### WORK TO COMPLETE
The answer must consist of every line below that contains the word "carrier".

[Element data from apps and pages]

● ● ● ● ● ● ●

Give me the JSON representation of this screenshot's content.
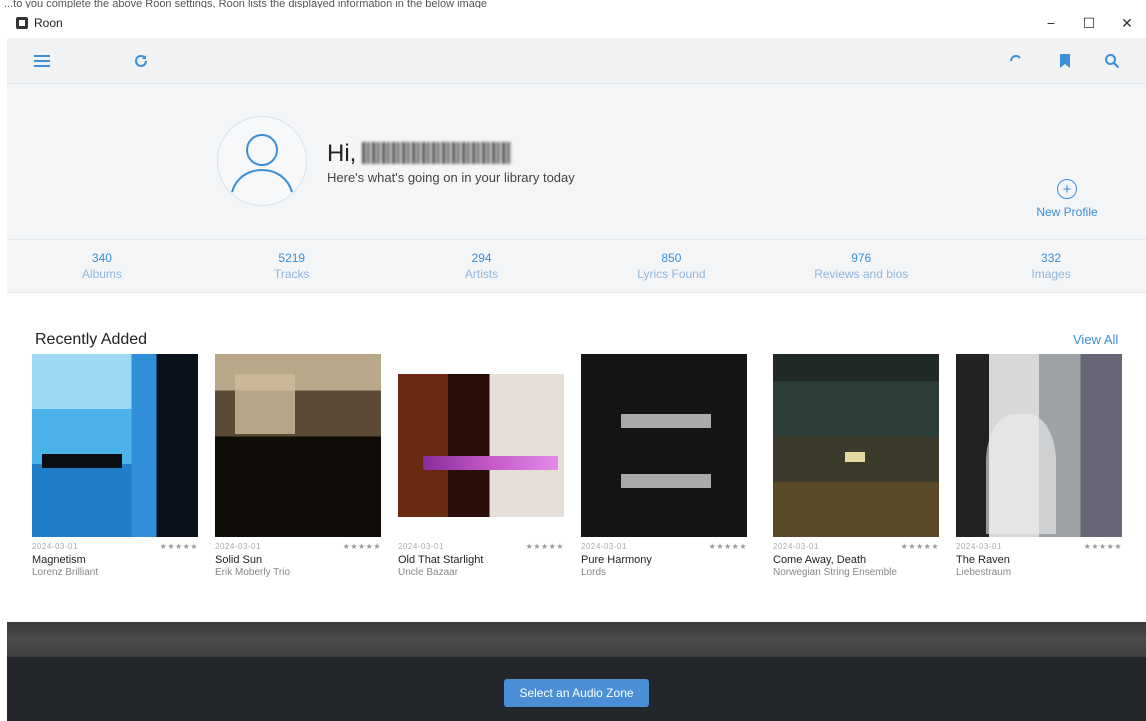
{
  "caption": "...to you complete the above Roon settings, Roon lists the displayed information in the below image",
  "window": {
    "title": "Roon",
    "minimize": "−",
    "maximize": "☐",
    "close": "✕"
  },
  "toolbar": {
    "menu_icon": "menu-icon",
    "refresh_icon": "refresh-icon",
    "loading_icon": "loading-icon",
    "bookmark_icon": "bookmark-icon",
    "search_icon": "search-icon"
  },
  "profile": {
    "greeting": "Hi,",
    "subtitle": "Here's what's going on in your library today",
    "new_profile_label": "New Profile"
  },
  "stats": [
    {
      "value": "340",
      "label": "Albums"
    },
    {
      "value": "5219",
      "label": "Tracks"
    },
    {
      "value": "294",
      "label": "Artists"
    },
    {
      "value": "850",
      "label": "Lyrics Found"
    },
    {
      "value": "976",
      "label": "Reviews and bios"
    },
    {
      "value": "332",
      "label": "Images"
    }
  ],
  "recent": {
    "title": "Recently Added",
    "view_all": "View All",
    "albums": [
      {
        "date": "2024-03-01",
        "stars": "★★★★★",
        "title": "Magnetism",
        "artist": "Lorenz Brilliant"
      },
      {
        "date": "2024-03-01",
        "stars": "★★★★★",
        "title": "Solid Sun",
        "artist": "Erik Moberly Trio"
      },
      {
        "date": "2024-03-01",
        "stars": "★★★★★",
        "title": "Old That Starlight",
        "artist": "Uncle Bazaar"
      },
      {
        "date": "2024-03-01",
        "stars": "★★★★★",
        "title": "Pure Harmony",
        "artist": "Lords"
      },
      {
        "date": "2024-03-01",
        "stars": "★★★★★",
        "title": "Come Away, Death",
        "artist": "Norwegian String Ensemble"
      },
      {
        "date": "2024-03-01",
        "stars": "★★★★★",
        "title": "The Raven",
        "artist": "Liebestraum"
      }
    ]
  },
  "footer": {
    "zone_button": "Select an Audio Zone"
  }
}
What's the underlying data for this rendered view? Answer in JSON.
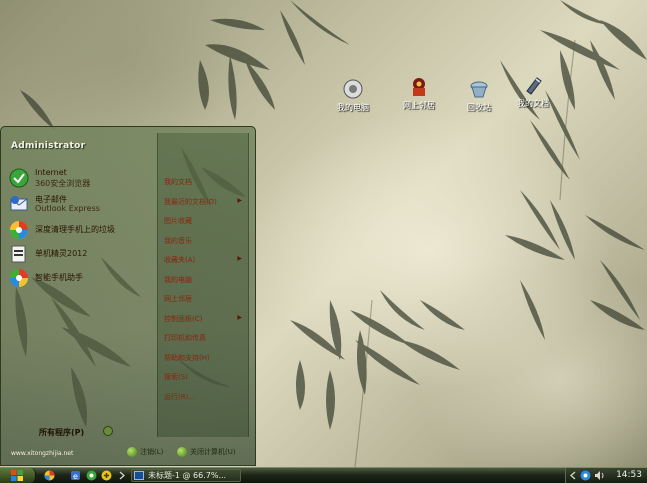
{
  "desktop": {
    "icons": [
      {
        "label": "我的电脑",
        "icon": "my-computer-icon"
      },
      {
        "label": "网上邻居",
        "icon": "network-places-icon"
      },
      {
        "label": "回收站",
        "icon": "recycle-bin-icon"
      },
      {
        "label": "我的文档",
        "icon": "my-documents-icon"
      }
    ]
  },
  "start_menu": {
    "user_name": "Administrator",
    "pinned": [
      {
        "title": "Internet",
        "subtitle": "360安全浏览器",
        "icon": "browser-icon"
      },
      {
        "title": "电子邮件",
        "subtitle": "Outlook Express",
        "icon": "email-icon"
      }
    ],
    "recent": [
      {
        "title": "深度清理手机上的垃圾",
        "icon": "colorful-app-icon"
      },
      {
        "title": "单机精灵2012",
        "icon": "installer-icon"
      },
      {
        "title": "智能手机助手",
        "icon": "colorful-app-icon-2"
      }
    ],
    "all_programs": "所有程序(P)",
    "right_items": [
      {
        "label": "我的文档",
        "arrow": false
      },
      {
        "label": "我最近的文档(D)",
        "arrow": true
      },
      {
        "label": "图片收藏",
        "arrow": false
      },
      {
        "label": "我的音乐",
        "arrow": false
      },
      {
        "label": "收藏夹(A)",
        "arrow": true
      },
      {
        "label": "我的电脑",
        "arrow": false
      },
      {
        "label": "网上邻居",
        "arrow": false
      },
      {
        "label": "控制面板(C)",
        "arrow": true
      },
      {
        "label": "打印机和传真",
        "arrow": false
      },
      {
        "label": "帮助和支持(H)",
        "arrow": false
      },
      {
        "label": "搜索(S)",
        "arrow": false
      },
      {
        "label": "运行(R)...",
        "arrow": false
      }
    ],
    "website": "www.xitongzhijia.net",
    "logoff": "注销(L)",
    "shutdown": "关闭计算机(U)"
  },
  "taskbar": {
    "task_title": "未标题-1 @ 66.7%...",
    "clock": "14:53"
  },
  "colors": {
    "menu_tint": "#6e805a",
    "right_text": "#8a2510",
    "taskbar": "#1e2618"
  }
}
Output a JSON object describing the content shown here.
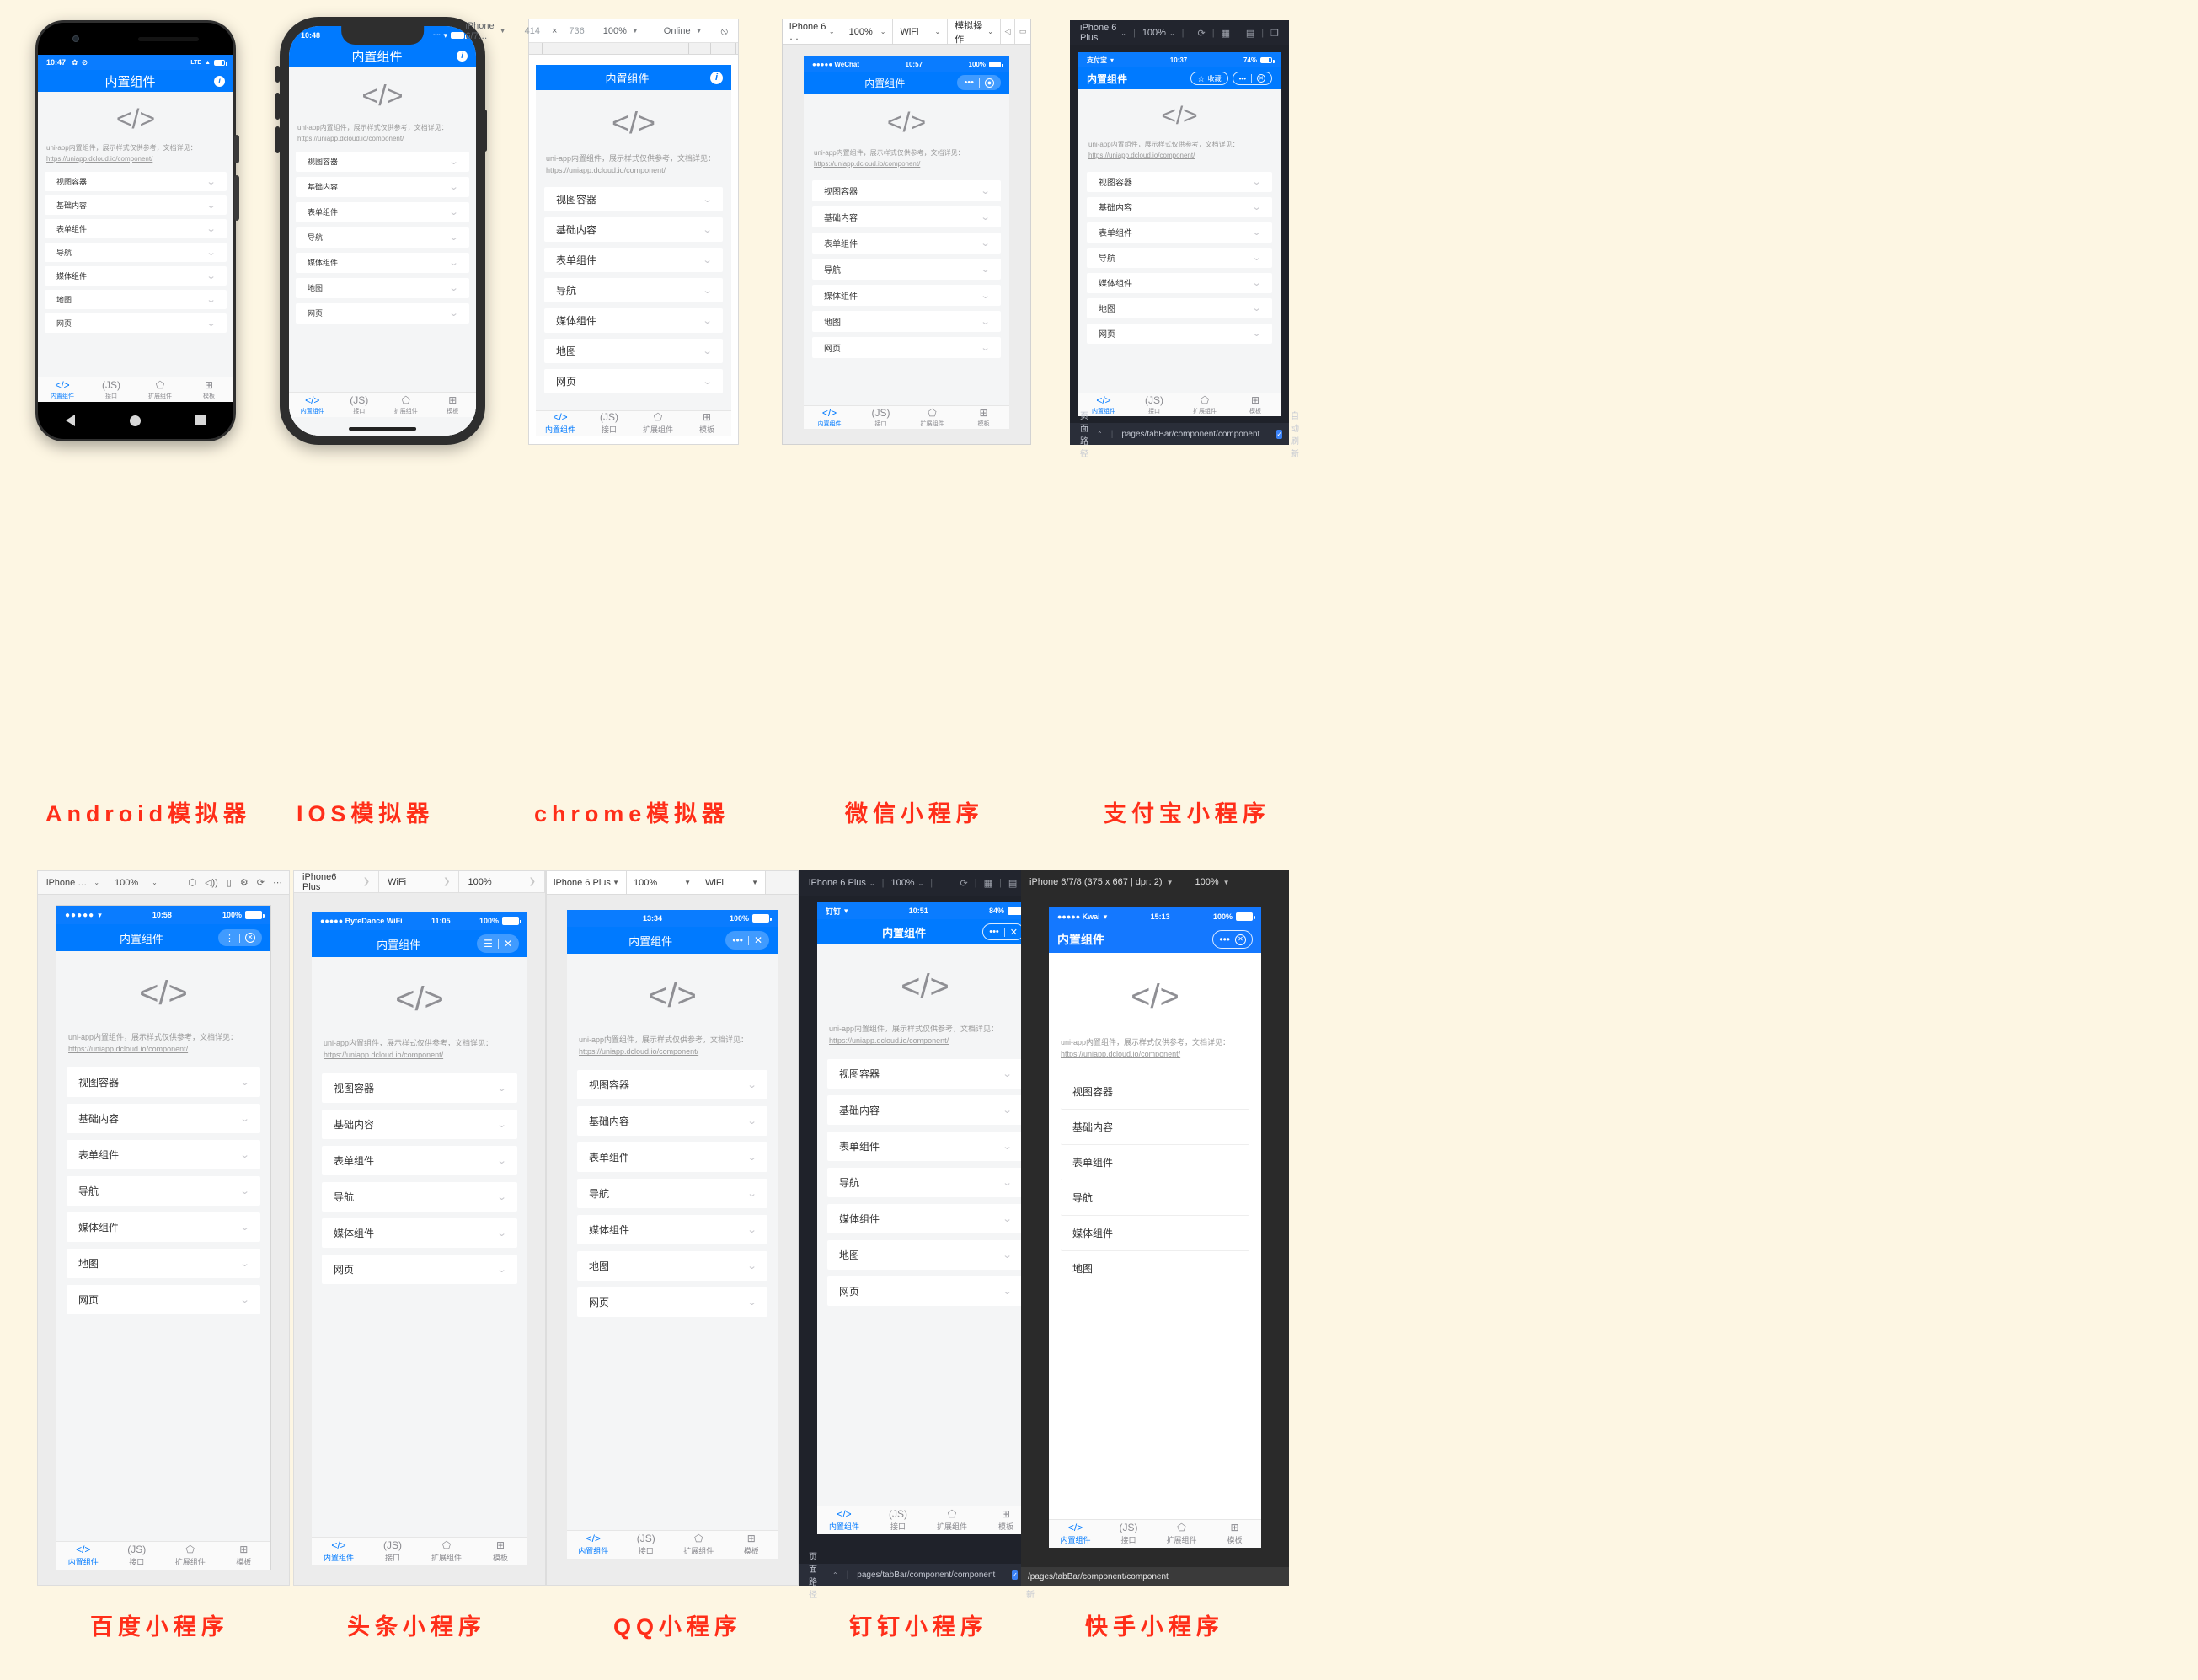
{
  "page": {
    "background": "#FDF6E3",
    "accent_blue": "#007AFF",
    "caption_color": "#FF2E19"
  },
  "app": {
    "title": "内置组件",
    "hero_glyph": "</>",
    "description": "uni-app内置组件，展示样式仅供参考，文档详见：",
    "doc_url": "https://uniapp.dcloud.io/component/",
    "list_items": [
      "视图容器",
      "基础内容",
      "表单组件",
      "导航",
      "媒体组件",
      "地图",
      "网页"
    ],
    "tabs": [
      {
        "icon": "</>",
        "label": "内置组件",
        "active": true
      },
      {
        "icon": "(JS)",
        "label": "接口",
        "active": false
      },
      {
        "icon": "puzzle",
        "label": "扩展组件",
        "active": false
      },
      {
        "icon": "grid",
        "label": "模板",
        "active": false
      }
    ]
  },
  "captions": {
    "android": "Android模拟器",
    "ios": "IOS模拟器",
    "chrome": "chrome模拟器",
    "wechat": "微信小程序",
    "alipay": "支付宝小程序",
    "baidu": "百度小程序",
    "toutiao": "头条小程序",
    "qq": "QQ小程序",
    "dingtalk": "钉钉小程序",
    "kwai": "快手小程序"
  },
  "android": {
    "status_time": "10:47",
    "status_right": "LTE",
    "icons": [
      "gear-icon",
      "sync-disabled-icon"
    ],
    "navbar_info_icon": "info-icon"
  },
  "ios": {
    "status_time": "10:48",
    "wifi": "wifi-icon",
    "navbar_info_icon": "info-icon"
  },
  "chrome": {
    "device": "iPhone 6/7…",
    "width": "414",
    "x": "×",
    "height": "736",
    "zoom": "100%",
    "network": "Online",
    "more_icon": "no-throttle-icon",
    "navbar_info_icon": "info-icon"
  },
  "wechat": {
    "toolbar": [
      {
        "label": "iPhone 6 …",
        "caret": "⌄"
      },
      {
        "label": "100%",
        "caret": "⌄"
      },
      {
        "label": "WiFi",
        "caret": "⌄"
      },
      {
        "label": "模拟操作",
        "caret": "⌄"
      }
    ],
    "right_icons": [
      "prev-page-icon",
      "clear-icon"
    ],
    "carrier": "●●●●● WeChat",
    "status_time": "10:57",
    "battery": "100%",
    "capsule_more": "•••",
    "capsule_close": "⊙"
  },
  "alipay": {
    "device": "iPhone 6 Plus",
    "zoom": "100%",
    "toolbar_icons": [
      "refresh-icon",
      "grid-icon",
      "screenshot-icon",
      "copy-icon"
    ],
    "carrier": "支付宝",
    "status_time": "10:37",
    "battery": "74%",
    "fav_label": "收藏",
    "capsule_more": "•••",
    "capsule_close": "⊗",
    "footer_label": "页面路径",
    "footer_path": "pages/tabBar/component/component",
    "footer_checkbox": "自动刷新",
    "footer_checked": true
  },
  "baidu": {
    "device": "iPhone …",
    "zoom": "100%",
    "toolbar_icons": [
      "cube-icon",
      "volume-icon",
      "device-icon",
      "settings-icon",
      "refresh-icon",
      "more-icon"
    ],
    "carrier": "●●●●●",
    "status_time": "10:58",
    "battery": "100%",
    "capsule_more": "⋮",
    "capsule_close": "⊗"
  },
  "toutiao": {
    "device": "iPhone6 Plus",
    "network": "WiFi",
    "zoom": "100%",
    "carrier": "●●●●● ByteDance WiFi",
    "status_time": "11:05",
    "battery": "100%",
    "capsule_more": "☰",
    "capsule_close": "✕"
  },
  "qq": {
    "device": "iPhone 6 Plus",
    "zoom": "100%",
    "network": "WiFi",
    "status_time": "13:34",
    "battery": "100%",
    "capsule_more": "•••",
    "capsule_close": "✕"
  },
  "dingtalk": {
    "device": "iPhone 6 Plus",
    "zoom": "100%",
    "toolbar_icons": [
      "refresh-icon",
      "grid-icon",
      "screenshot-icon",
      "copy-icon"
    ],
    "carrier": "钉钉",
    "status_time": "10:51",
    "battery": "84%",
    "capsule_more": "•••",
    "capsule_close": "✕",
    "footer_label": "页面路径",
    "footer_path": "pages/tabBar/component/component",
    "footer_checkbox": "自动刷新",
    "footer_checked": true
  },
  "kwai": {
    "device": "iPhone 6/7/8 (375 x 667 | dpr: 2)",
    "zoom": "100%",
    "carrier": "●●●●● Kwai",
    "status_time": "15:13",
    "battery": "100%",
    "capsule_more": "•••",
    "capsule_close": "⊗",
    "footer_path": "/pages/tabBar/component/component",
    "list_items": [
      "视图容器",
      "基础内容",
      "表单组件",
      "导航",
      "媒体组件",
      "地图"
    ]
  }
}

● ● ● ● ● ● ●

### RESULT OF THE TASK
    "carrier": "●●●●● WeChat",
    "carrier": "支付宝",
    "carrier": "●●●●●",
    "carrier": "●●●●● ByteDance WiFi",
    "carrier": "钉钉",
    "carrier": "●●●●● Kwai",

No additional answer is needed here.